The Top Three Sorting Algorithms You Need to Know for Coding Interviews

The Top Three Sorting Algorithms You Need to Know for Coding Interviews

When preparing for coding interviews, understanding sorting algorithms is crucial. Not only do they form the foundation of algorithmic thinking, but they also frequently appear in interview questions either directly or as part of more complex problem-solving tasks. In this article, we'll delve into three essential sorting algorithms: QuickSort, MergeSort, and HeapSort. We'll explore their mechanisms, analyze their complexities, and discuss their practical applications and how to approach related interview questions.

QuickSort The Efficient Divider

QuickSort: The Efficient Divider

Overview: QuickSort is a fast and efficient sorting algorithm that operates on the divide-and-conquer strategy. It selects an element as a pivot and partitions the array around the pivot, ensuring elements on one side are less than the pivot and those on the other are greater.

Time Complexity: On average, QuickSort operates in O(n log n) time, making it incredibly efficient for most datasets. However, its worst-case performance is O(n^2), which can occur when the smallest or largest element is always chosen as the pivot.

Space Complexity: QuickSort has a space complexity of O(log n) due to the recursive stack calls.

Pros and Cons: Its main advantage is its superior average-case performance and low memory usage (in-place sorting). However, its worst-case scenario and the choice of pivot can be problematic if not managed well.

Practical Applications: QuickSort is widely used in libraries and applications for its general efficiency and simplicity, especially where average-case performance is prioritized.

Interview Tips: Be prepared to discuss the choice of pivot and how it affects the algorithm's performance. Implementing QuickSort in an interview might require you to write a partitioning function, a critical component to get right.

MergeSort The Reliable Performer

MergeSort: The Reliable Performer

Overview: MergeSort is a stable sorting algorithm that divides the array into halves, sorts each half, and then merges them back together. It guarantees a running time of O(n log n) in all cases, making it highly reliable.

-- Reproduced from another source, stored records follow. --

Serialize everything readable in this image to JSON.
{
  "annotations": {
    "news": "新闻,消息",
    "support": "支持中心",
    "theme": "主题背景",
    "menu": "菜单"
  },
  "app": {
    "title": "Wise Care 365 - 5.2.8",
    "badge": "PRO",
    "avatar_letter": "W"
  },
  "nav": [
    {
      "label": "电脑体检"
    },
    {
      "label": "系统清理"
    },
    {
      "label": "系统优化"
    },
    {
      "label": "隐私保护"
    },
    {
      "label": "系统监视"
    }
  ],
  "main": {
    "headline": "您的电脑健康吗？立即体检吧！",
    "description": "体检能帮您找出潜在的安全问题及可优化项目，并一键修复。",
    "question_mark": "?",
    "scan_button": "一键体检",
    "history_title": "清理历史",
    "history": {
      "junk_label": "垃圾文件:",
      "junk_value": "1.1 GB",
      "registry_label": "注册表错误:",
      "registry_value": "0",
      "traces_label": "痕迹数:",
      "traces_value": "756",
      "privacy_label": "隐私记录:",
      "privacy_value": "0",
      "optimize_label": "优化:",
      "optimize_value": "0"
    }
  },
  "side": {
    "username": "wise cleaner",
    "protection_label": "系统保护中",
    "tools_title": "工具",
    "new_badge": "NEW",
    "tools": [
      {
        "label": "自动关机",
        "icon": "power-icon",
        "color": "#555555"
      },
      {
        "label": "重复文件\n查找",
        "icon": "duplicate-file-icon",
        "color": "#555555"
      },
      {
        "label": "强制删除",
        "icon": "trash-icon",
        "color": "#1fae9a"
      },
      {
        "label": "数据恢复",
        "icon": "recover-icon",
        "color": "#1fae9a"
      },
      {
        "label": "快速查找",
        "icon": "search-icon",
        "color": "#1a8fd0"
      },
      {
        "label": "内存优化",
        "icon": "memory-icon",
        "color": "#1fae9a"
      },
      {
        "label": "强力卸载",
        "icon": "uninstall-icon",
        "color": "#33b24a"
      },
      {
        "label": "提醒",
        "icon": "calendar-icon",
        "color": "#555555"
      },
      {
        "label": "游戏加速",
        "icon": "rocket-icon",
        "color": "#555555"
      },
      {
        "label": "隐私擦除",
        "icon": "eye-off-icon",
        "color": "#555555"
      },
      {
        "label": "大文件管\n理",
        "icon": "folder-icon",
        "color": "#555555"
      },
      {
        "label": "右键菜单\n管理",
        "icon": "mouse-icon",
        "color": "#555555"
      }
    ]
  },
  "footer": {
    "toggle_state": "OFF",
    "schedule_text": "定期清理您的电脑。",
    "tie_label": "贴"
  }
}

Time Complexity: Its time complexity is always O(n log n), whether in the best, average, or worst-case scenarios.

Space Complexity: MergeSort requires additional space for storing the temporary arrays used during the merge process, leading to a space complexity of O(n).

Pros and Cons: The algorithm's main advantage is its stable sorting and consistent performance across all types of data sets. However, its higher space requirement can be a drawback in memory-constrained environments.

Practical Applications: MergeSort is preferred in scenarios requiring stable sorting, such as sorting linked lists or when working with large datasets where the data cannot be loaded entirely into memory.

Interview Tips: Understanding the merge process is key. Be ready to implement or discuss the merging of two sorted arrays, a common interview question that tests basic understanding of the algorithm.

HeapSort The Space-Efficient Sorter

HeapSort: The Space-Efficient Sorter

Overview: HeapSort sorts an array by building a heap from the input data, then repeatedly extracting the maximum element from the heap and adjusting the heap accordingly.

Time Complexity: HeapSort operates in O(n log n) time for all cases, making it efficient and predictable.

Space Complexity: One of HeapSort's significant advantages is its in-place sorting capability, which leads to a space complexity of O(1), excluding the stack space used for recursion in heap construction.

Pros and Cons: The primary benefit of HeapSort is its memory efficiency. However, it is not a stable sort, and its real-world performance can lag behind QuickSort and MergeSort due to cache inefficiency.

Practical Applications: HeapSort is useful when memory space is limited, and stability is not a concern. It's also foundational for understanding priority queues and heap-based data structures.

Interview Tips: Be prepared to discuss how a binary heap works and how HeapSort can be implemented using this data structure. Demonstrating the heapify process and the concept of in-place sorting can be crucial.


QuickSort, MergeSort, and HeapSort each offer unique advantages and are pivotal for any software developer's interview preparation. Understanding these algorithms' inner workings, their complexities, and their trade-offs prepares you not just to answer interview questions but also to make informed decisions about which algorithm to use in different scenarios.

When discussing these algorithms in interviews, clarity of thought, understanding of their mechanics, and the ability to analyze their complexities will set you apart. Remember, the goal is not just to memorize these algorithms but to understand their principles, as this knowledge will enable you to tackle a wide array of problems more effectively.

Happy coding, and good luck with your interviews!